◆ What is expected:
Go through the data and copy each line where the string "hạnh" appears.

◆ Given data:

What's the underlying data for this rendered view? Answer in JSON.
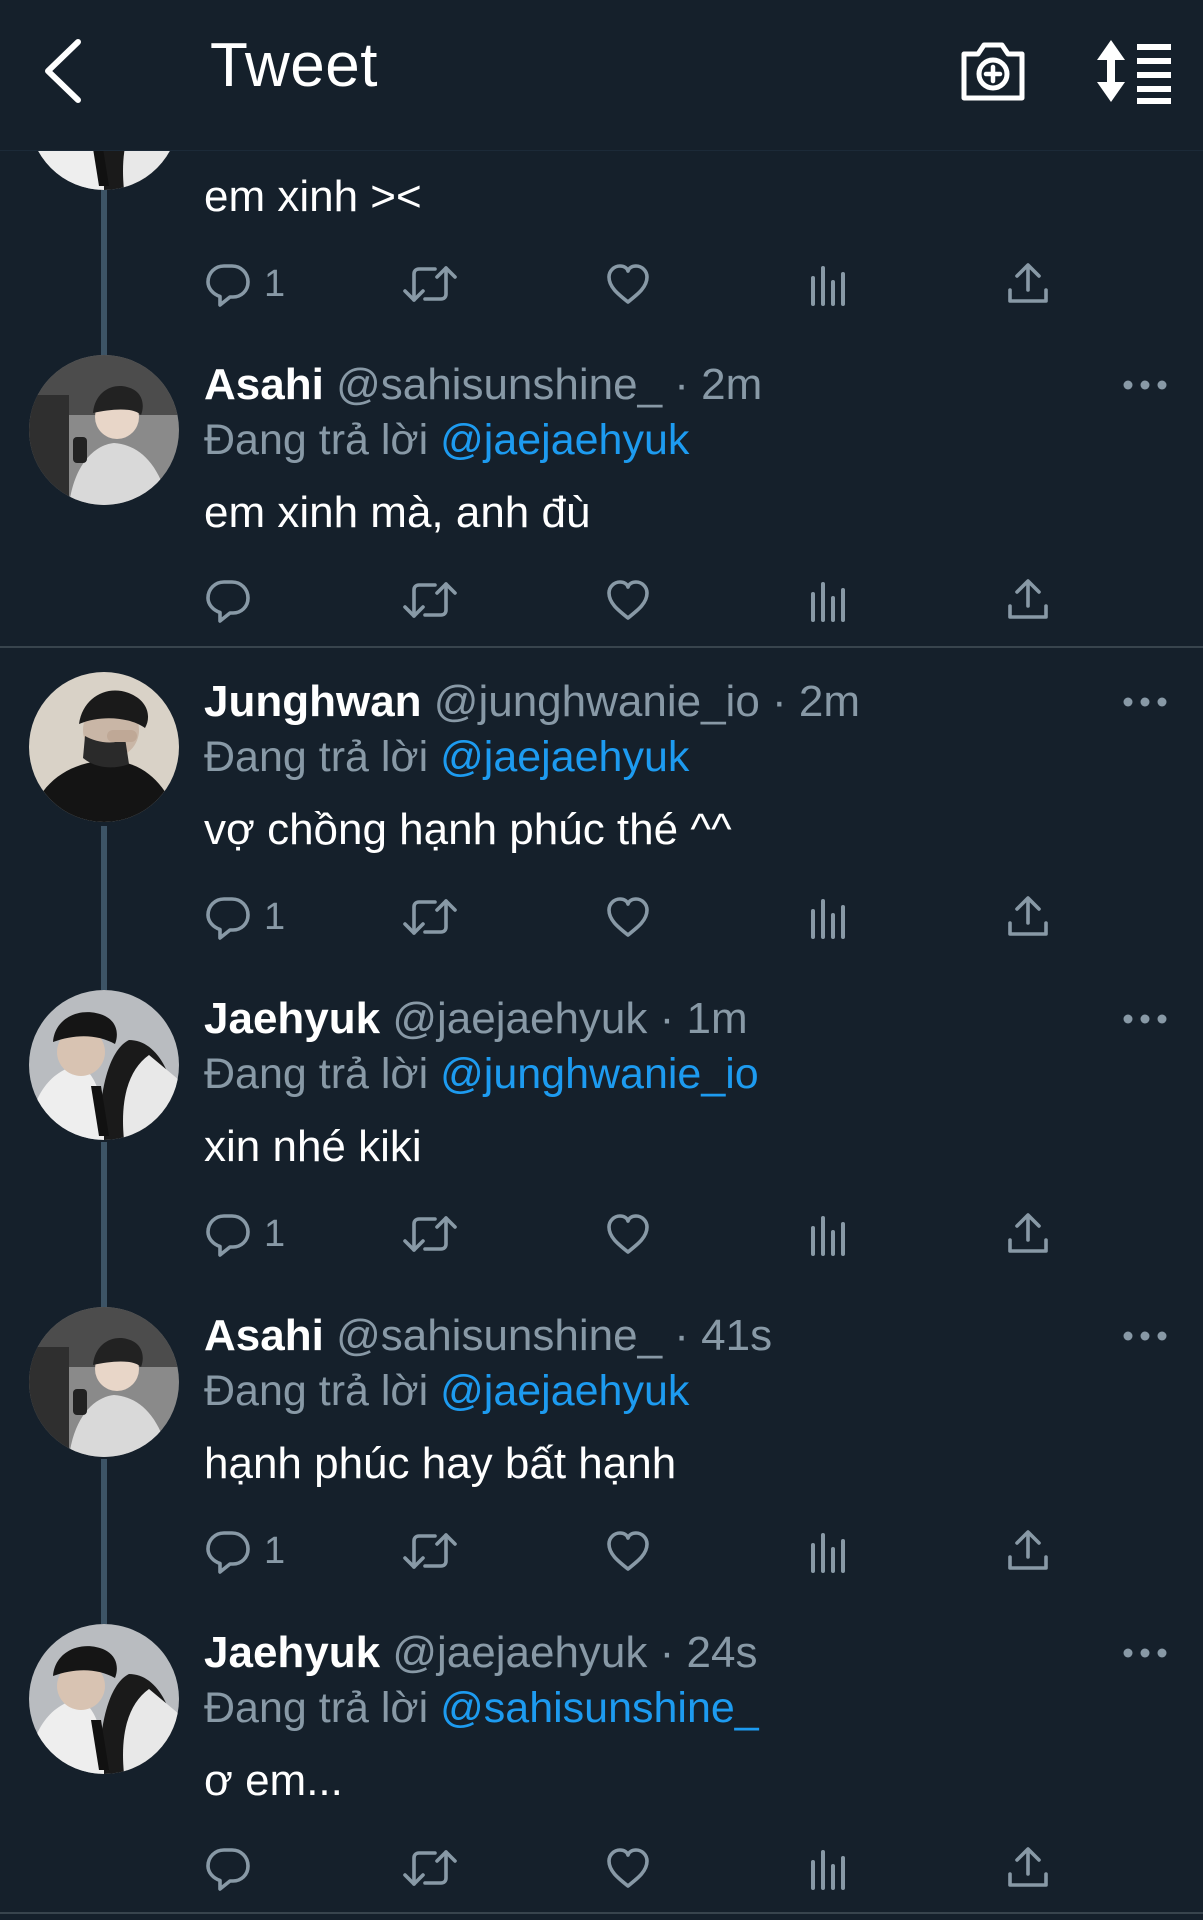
{
  "header": {
    "title": "Tweet",
    "back_icon": "chevron-left-icon",
    "camera_icon": "camera-add-icon",
    "sort_icon": "sort-list-icon"
  },
  "colors": {
    "background": "#15202b",
    "link": "#1d9bf0",
    "muted": "#8899a6",
    "thread_line": "#3d5466"
  },
  "tweets": [
    {
      "text": "em xinh ><",
      "reply_count": "1"
    },
    {
      "name": "Asahi",
      "handle": "@sahisunshine_",
      "sep": " · ",
      "time": "2m",
      "reply_prefix": "Đang trả lời ",
      "reply_to": "@jaejaehyuk",
      "text": "em xinh mà, anh đù",
      "reply_count": ""
    },
    {
      "name": "Junghwan",
      "handle": "@junghwanie_io",
      "sep": " · ",
      "time": "2m",
      "reply_prefix": "Đang trả lời ",
      "reply_to": "@jaejaehyuk",
      "text": "vợ chồng hạnh phúc thé ^^",
      "reply_count": "1"
    },
    {
      "name": "Jaehyuk",
      "handle": "@jaejaehyuk",
      "sep": " · ",
      "time": "1m",
      "reply_prefix": "Đang trả lời ",
      "reply_to": "@junghwanie_io",
      "text": "xin nhé kiki",
      "reply_count": "1"
    },
    {
      "name": "Asahi",
      "handle": "@sahisunshine_",
      "sep": " · ",
      "time": "41s",
      "reply_prefix": "Đang trả lời ",
      "reply_to": "@jaejaehyuk",
      "text": "hạnh phúc hay bất hạnh",
      "reply_count": "1"
    },
    {
      "name": "Jaehyuk",
      "handle": "@jaejaehyuk",
      "sep": " · ",
      "time": "24s",
      "reply_prefix": "Đang trả lời ",
      "reply_to": "@sahisunshine_",
      "text": "ơ em...",
      "reply_count": ""
    }
  ]
}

◆ Result for this exercise:
      "text": "vợ chồng hạnh phúc thé ^^",
      "text": "hạnh phúc hay bất hạnh",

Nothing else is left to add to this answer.